So, I watched 50 minutes of the Trump vs. Clinton debate last night, streamed it through Twitter. It’s 50 minutes that I won’t get back again. I should be angry. I should be frustrated with the choices we’ve been provided. I’m actually disappointed for the whole damn system. My blame stares aren’t directed at anyone in particular, all the parts of the machine are to blame, though some more than others. We have Trump because voters in this country are angry with corporate America, of which, Trump is a member. We have Clinton because the DNC was caught manipulating the primary process in favor of Clinton. We have a corrupt government that is no longer, by any stretch, interested in the common American. We have a financial system configured in such a way where only a select few of the population control a ridiculous percentage of the country’s total wealth. We have media that is filtered, censored, manipulated, and controlled by a handful of companies with ties back to the corrupt government. We have a population that has been duped into believing that the “news” they watch (as their parents did, and there parents’ parents, etc.) is truthful and based on fact.

The only hope I see are the nearly 10% of the country (if you can believe the accuracy of the 5 CPD polls) has seen through this facade and is supporting a third-party. I no longer care which third party is represented at this point so long as any third party can break the two-party dinosaur that has existed for over 200 years. The names have changed, ideals and issues have changed, but the fundamental choice of only two people is obsolete. Several foreign countries have multiple party systems and are functioning in a greater capacity than the U.S. has been functioning over the last 2 decades. We need to adopt a multiple party system. While I have opinions about the Electoral College (EC), I do understand the function it provides and believe that changes are required to bring it into the modern century. The EC was created for two reasons; provide a buffer between general population and the selection of the President and provide extra power to smaller populous states. Hamilton and the founding fathers didn’t trust the population to make the right choice (tyrants had potential to manipulate if EC didn’t exist) and the EC only met once per election cycle removing the manipulation over time by foreign governments.

My main problem with the EC is the concept of “winner takes all” in all but 2 states. A candidate can win a state with 50.1% of the vote of 90%. There were several states in the past elections where the winning candidate received only 55% of that states votes but was awarded the entire EC count for that state. In this manner, 45% of the voters in that state did not choose the new President. State votes for the EC is not mandated by the constitution making it up to the state how the EC votes are distributed. Using Pennsylvania’s 20 electoral votes, a candidate receiving 60% popular vote would get 12 EC votes and the other receiving 40% of the vote would get 8 EC votes. Changing the EC in this way would not necessarily make the Presidential Election based on popular vote, but would put it as close to possible based on popular vote while maintaining the integrity and purpose of the EC. This change would also allow for third parties to have as fair a chance as Democrats and Republicans.

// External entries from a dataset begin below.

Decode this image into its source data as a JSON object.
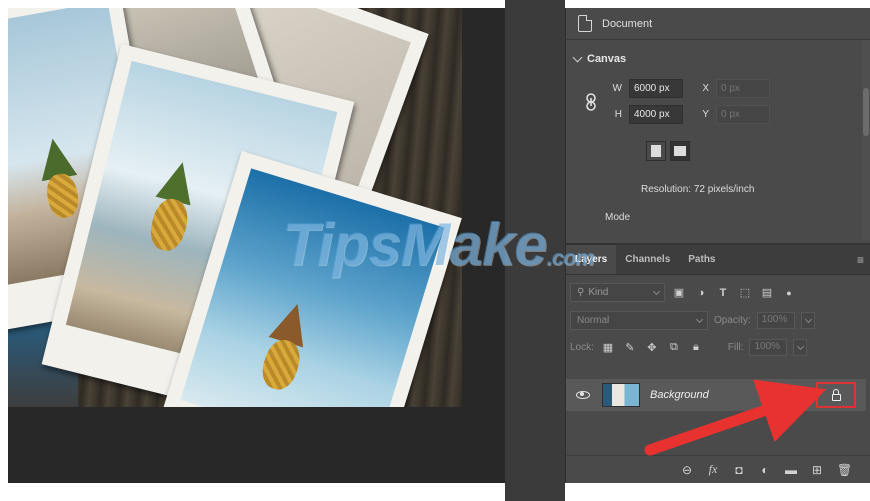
{
  "properties": {
    "header_title": "Document",
    "section_title": "Canvas",
    "width_label": "W",
    "width_value": "6000 px",
    "height_label": "H",
    "height_value": "4000 px",
    "x_label": "X",
    "x_placeholder": "0 px",
    "y_label": "Y",
    "y_placeholder": "0 px",
    "resolution": "Resolution: 72 pixels/inch",
    "mode_label": "Mode"
  },
  "layers": {
    "tabs": [
      {
        "label": "Layers",
        "active": true
      },
      {
        "label": "Channels",
        "active": false
      },
      {
        "label": "Paths",
        "active": false
      }
    ],
    "filter_label": "Kind",
    "blend_mode": "Normal",
    "opacity_label": "Opacity:",
    "opacity_value": "100%",
    "lock_label": "Lock:",
    "fill_label": "Fill:",
    "fill_value": "100%",
    "layer_name": "Background"
  },
  "watermark": {
    "text": "TipsMake",
    "suffix": ".com"
  },
  "colors": {
    "panel_bg": "#4a4a4a",
    "workspace_bg": "#282828",
    "highlight_red": "#e03232"
  }
}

Returning to my original thought though, the debate last night has provided me the justification that I’m making the right choice to support a third-party. Neither candidate, Trump or Clinton, I believe is right for the next four years or this country as a whole. The fragile nature of the world economy, propped up on debt, will collapse equally regardless of whether Trump or Clinton wins as the country is polarized in a near 50/50 split. My support of a third party is based on research and knowledge that is not provided by mainstream media outlets. A third party candidate winning the Presidency has the potential to make everyone stop and think, breathe a sigh of relief, and start to shed the “sheep” mentality that’s been forced on us for 40 years.